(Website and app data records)
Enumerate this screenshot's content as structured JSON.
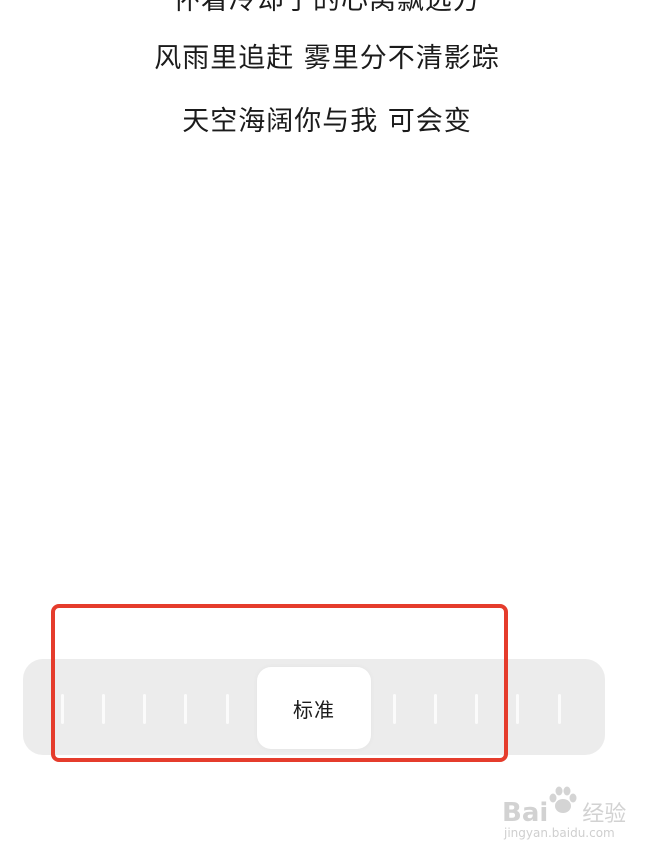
{
  "lyrics": [
    "怀着冷却了的心窝飘远方",
    "风雨里追赶 雾里分不清影踪",
    "天空海阔你与我 可会变"
  ],
  "speed_slider": {
    "selected_label": "标准",
    "tick_count_left": 5,
    "tick_count_right": 5
  },
  "watermark": {
    "brand": "Bai",
    "brand_suffix": "经验",
    "url": "jingyan.baidu.com"
  },
  "colors": {
    "highlight_border": "#e53c2c",
    "track_background": "#ececec",
    "thumb_background": "#ffffff"
  }
}
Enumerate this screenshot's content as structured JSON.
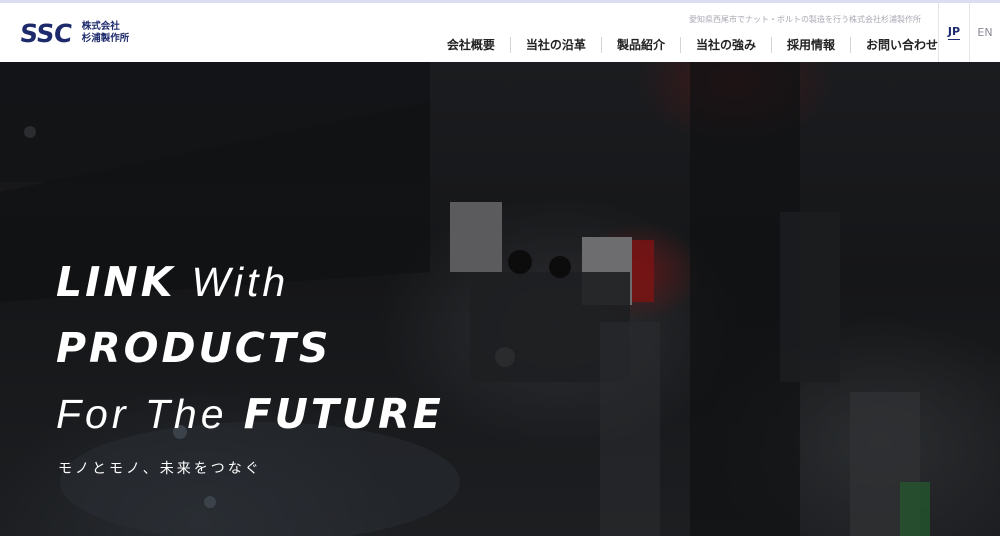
{
  "header": {
    "logo_mark": "SSC",
    "logo_line1": "株式会社",
    "logo_line2": "杉浦製作所",
    "tagline": "愛知県西尾市でナット・ボルトの製造を行う株式会社杉浦製作所",
    "nav": [
      {
        "label": "会社概要"
      },
      {
        "label": "当社の沿革"
      },
      {
        "label": "製品紹介"
      },
      {
        "label": "当社の強み"
      },
      {
        "label": "採用情報"
      },
      {
        "label": "お問い合わせ"
      }
    ],
    "lang": {
      "jp": "JP",
      "en": "EN",
      "active": "JP"
    }
  },
  "hero": {
    "line1_bold": "LINK",
    "line1_light": "With",
    "line2_bold": "PRODUCTS",
    "line3_light": "For The",
    "line3_bold": "FUTURE",
    "subcopy": "モノとモノ、未来をつなぐ"
  },
  "colors": {
    "brand": "#1d2a6b",
    "nav_text": "#222222",
    "hero_text": "#ffffff",
    "topline": "#dcdcf2"
  }
}
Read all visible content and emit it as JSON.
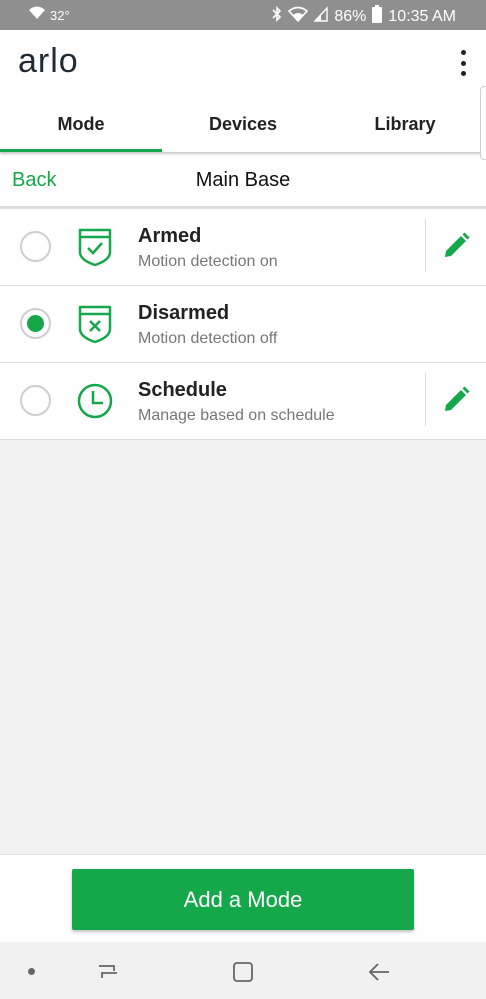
{
  "status_bar": {
    "temperature": "32°",
    "battery": "86%",
    "time": "10:35 AM"
  },
  "app": {
    "logo": "arlo",
    "menu_icon": "more-vert-icon"
  },
  "tabs": [
    {
      "label": "Mode",
      "active": true
    },
    {
      "label": "Devices",
      "active": false
    },
    {
      "label": "Library",
      "active": false
    }
  ],
  "subheader": {
    "back_label": "Back",
    "title": "Main Base"
  },
  "modes": [
    {
      "title": "Armed",
      "subtitle": "Motion detection on",
      "selected": false,
      "icon": "shield-check-icon",
      "editable": true
    },
    {
      "title": "Disarmed",
      "subtitle": "Motion detection off",
      "selected": true,
      "icon": "shield-x-icon",
      "editable": false
    },
    {
      "title": "Schedule",
      "subtitle": "Manage based on schedule",
      "selected": false,
      "icon": "clock-icon",
      "editable": true
    }
  ],
  "actions": {
    "add_mode_label": "Add a Mode"
  },
  "colors": {
    "accent": "#14a84a",
    "status_bar": "#8f8f8f"
  }
}
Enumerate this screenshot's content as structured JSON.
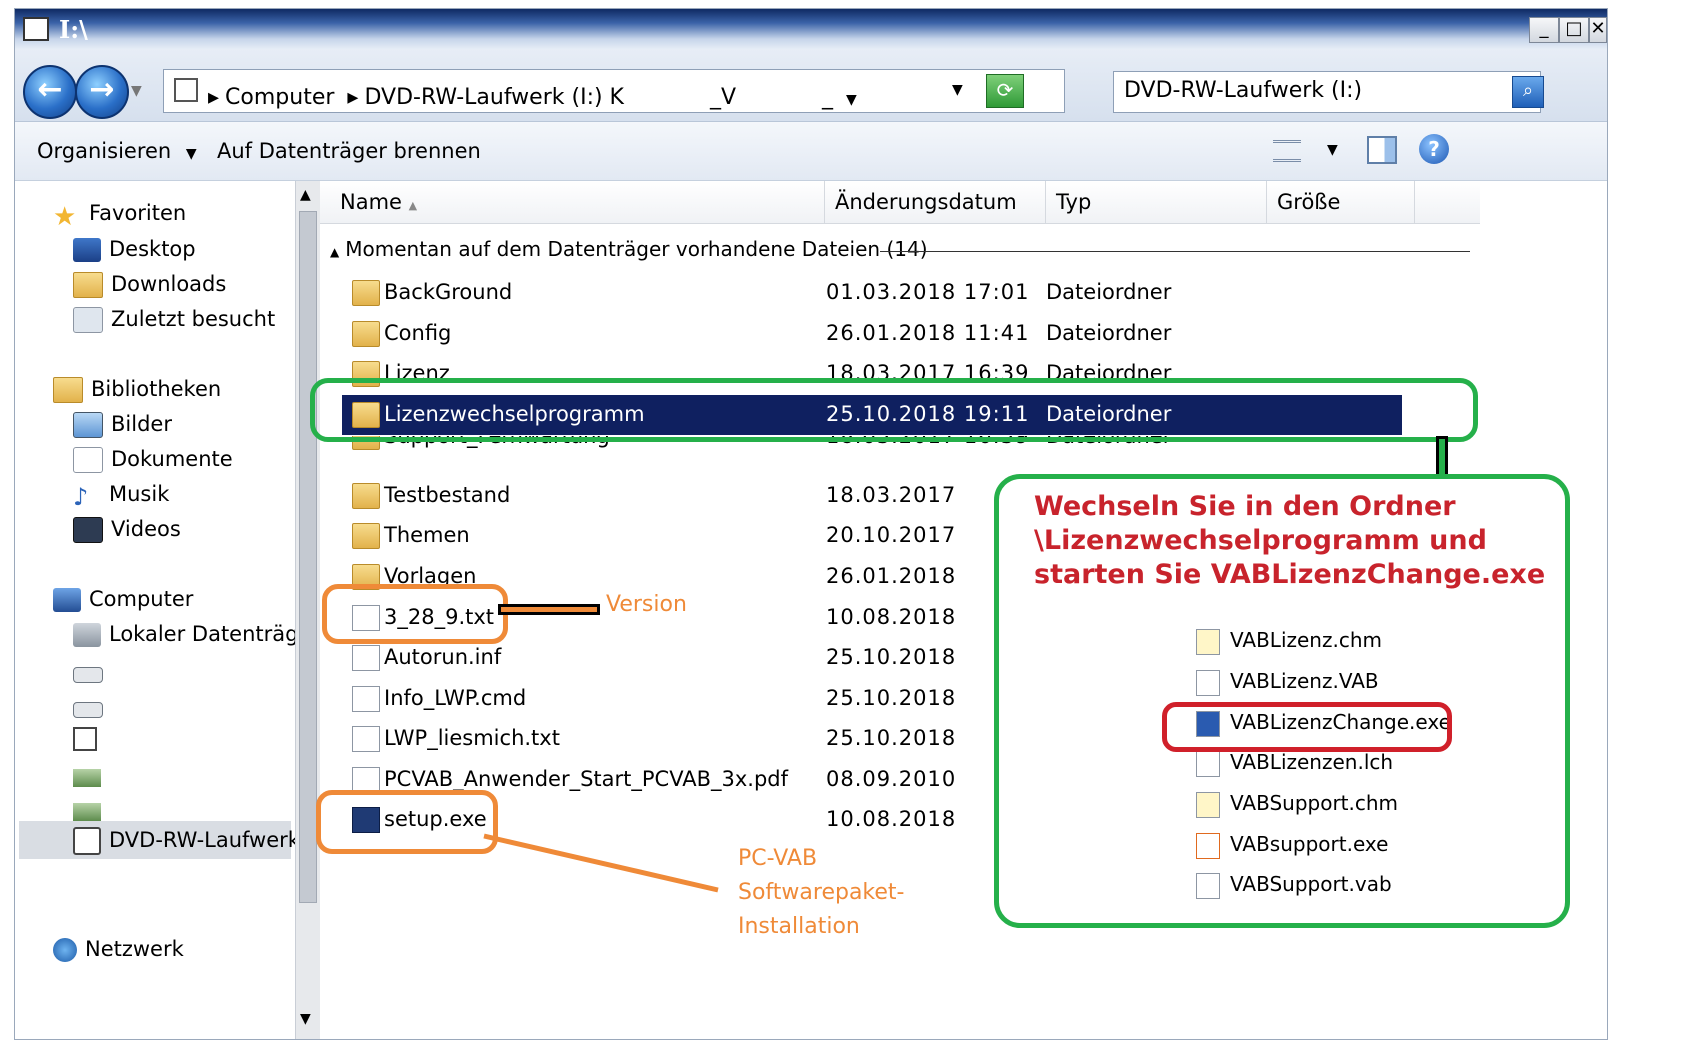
{
  "window": {
    "title": "I:\\"
  },
  "address": {
    "crumbs": [
      "Computer",
      "DVD-RW-Laufwerk (I:) K",
      "_V",
      "_"
    ],
    "search_value": "DVD-RW-Laufwerk (I:)"
  },
  "toolbar": {
    "organize": "Organisieren",
    "burn": "Auf Datenträger brennen"
  },
  "nav": {
    "favorites": "Favoriten",
    "desktop": "Desktop",
    "downloads": "Downloads",
    "recent": "Zuletzt besucht",
    "libraries": "Bibliotheken",
    "pictures": "Bilder",
    "documents": "Dokumente",
    "music": "Musik",
    "videos": "Videos",
    "computer": "Computer",
    "local_disk": "Lokaler Datenträge",
    "dvd": "DVD-RW-Laufwerk",
    "network": "Netzwerk"
  },
  "columns": {
    "name": "Name",
    "date": "Änderungsdatum",
    "type": "Typ",
    "size": "Größe"
  },
  "group_label": "Momentan auf dem Datenträger vorhandene Dateien (14)",
  "files": [
    {
      "name": "BackGround",
      "date": "01.03.2018 17:01",
      "type": "Dateiordner",
      "kind": "folder"
    },
    {
      "name": "Config",
      "date": "26.01.2018 11:41",
      "type": "Dateiordner",
      "kind": "folder"
    },
    {
      "name": "Lizenz",
      "date": "18.03.2017 16:39",
      "type": "Dateiordner",
      "kind": "folder"
    },
    {
      "name": "Lizenzwechselprogramm",
      "date": "25.10.2018 19:11",
      "type": "Dateiordner",
      "kind": "folder",
      "selected": true
    },
    {
      "name": "Support_Fernwartung",
      "date": "18.03.2017 16:39",
      "type": "Dateiordner",
      "kind": "folder"
    },
    {
      "name": "Testbestand",
      "date": "18.03.2017",
      "type": "",
      "kind": "folder"
    },
    {
      "name": "Themen",
      "date": "20.10.2017",
      "type": "",
      "kind": "folder"
    },
    {
      "name": "Vorlagen",
      "date": "26.01.2018",
      "type": "",
      "kind": "folder"
    },
    {
      "name": "3_28_9.txt",
      "date": "10.08.2018",
      "type": "",
      "kind": "file"
    },
    {
      "name": "Autorun.inf",
      "date": "25.10.2018",
      "type": "",
      "kind": "file"
    },
    {
      "name": "Info_LWP.cmd",
      "date": "25.10.2018",
      "type": "",
      "kind": "file"
    },
    {
      "name": "LWP_liesmich.txt",
      "date": "25.10.2018",
      "type": "",
      "kind": "file"
    },
    {
      "name": "PCVAB_Anwender_Start_PCVAB_3x.pdf",
      "date": "08.09.2010",
      "type": "",
      "kind": "file"
    },
    {
      "name": "setup.exe",
      "date": "10.08.2018",
      "type": "",
      "kind": "exe"
    }
  ],
  "annotations": {
    "version_label": "Version",
    "install_label_1": "PC-VAB",
    "install_label_2": "Softwarepaket-",
    "install_label_3": "Installation",
    "instruction_1": "Wechseln Sie in den Ordner",
    "instruction_2": "\\Lizenzwechselprogramm und",
    "instruction_3": "starten Sie VABLizenzChange.exe",
    "subfiles": [
      "VABLizenz.chm",
      "VABLizenz.VAB",
      "VABLizenzChange.exe",
      "VABLizenzen.lch",
      "VABSupport.chm",
      "VABsupport.exe",
      "VABSupport.vab"
    ]
  },
  "colors": {
    "selection": "#0f2060",
    "green_annotation": "#25b04a",
    "orange_annotation": "#ef8a38",
    "red_annotation": "#d0202a",
    "instruction_text": "#c8232c"
  }
}
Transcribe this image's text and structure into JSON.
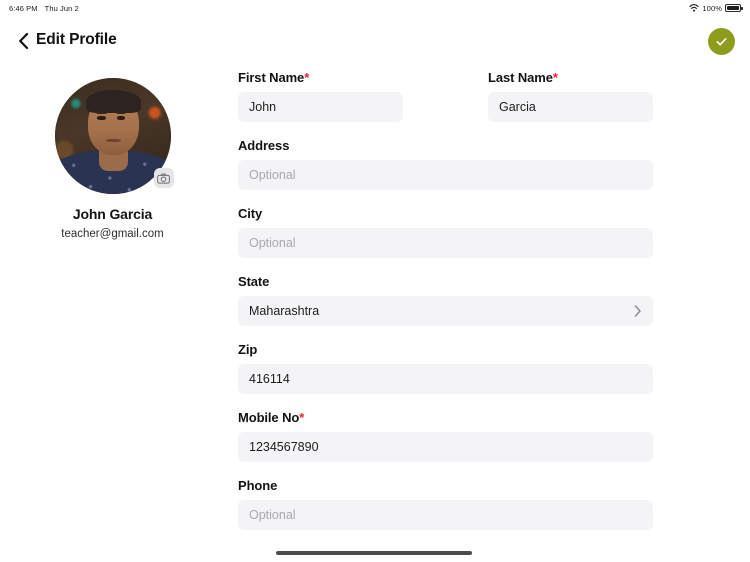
{
  "status_bar": {
    "time": "6:46 PM",
    "date": "Thu Jun 2",
    "battery_percent": "100%",
    "wifi_icon": "wifi-icon",
    "battery_icon": "battery-full-icon"
  },
  "header": {
    "back_icon": "chevron-left-icon",
    "title": "Edit Profile",
    "save_icon": "check-icon",
    "save_color": "#8e9c1d"
  },
  "profile": {
    "avatar_alt": "avatar",
    "camera_icon": "camera-icon",
    "name": "John Garcia",
    "email": "teacher@gmail.com"
  },
  "form": {
    "required_marker": "*",
    "fields": [
      {
        "name": "first-name",
        "label": "First Name",
        "required": true,
        "value": "John",
        "placeholder": "Optional",
        "is_placeholder": false
      },
      {
        "name": "last-name",
        "label": "Last Name",
        "required": true,
        "value": "Garcia",
        "placeholder": "Optional",
        "is_placeholder": false
      },
      {
        "name": "address",
        "label": "Address",
        "required": false,
        "value": "Optional",
        "placeholder": "Optional",
        "is_placeholder": true
      },
      {
        "name": "city",
        "label": "City",
        "required": false,
        "value": "Optional",
        "placeholder": "Optional",
        "is_placeholder": true
      },
      {
        "name": "state",
        "label": "State",
        "required": false,
        "value": "Maharashtra",
        "placeholder": "Optional",
        "is_placeholder": false,
        "chevron_icon": "chevron-right-icon"
      },
      {
        "name": "zip",
        "label": "Zip",
        "required": false,
        "value": "416114",
        "placeholder": "Optional",
        "is_placeholder": false
      },
      {
        "name": "mobile-no",
        "label": "Mobile No",
        "required": true,
        "value": "1234567890",
        "placeholder": "Optional",
        "is_placeholder": false
      },
      {
        "name": "phone",
        "label": "Phone",
        "required": false,
        "value": "Optional",
        "placeholder": "Optional",
        "is_placeholder": true
      }
    ]
  },
  "home_indicator": "home-indicator"
}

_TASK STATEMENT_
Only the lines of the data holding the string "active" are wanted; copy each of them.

_EXERCISE ANSWER_
      "active": "JP"
      "active": true
      "active": false
      "active": false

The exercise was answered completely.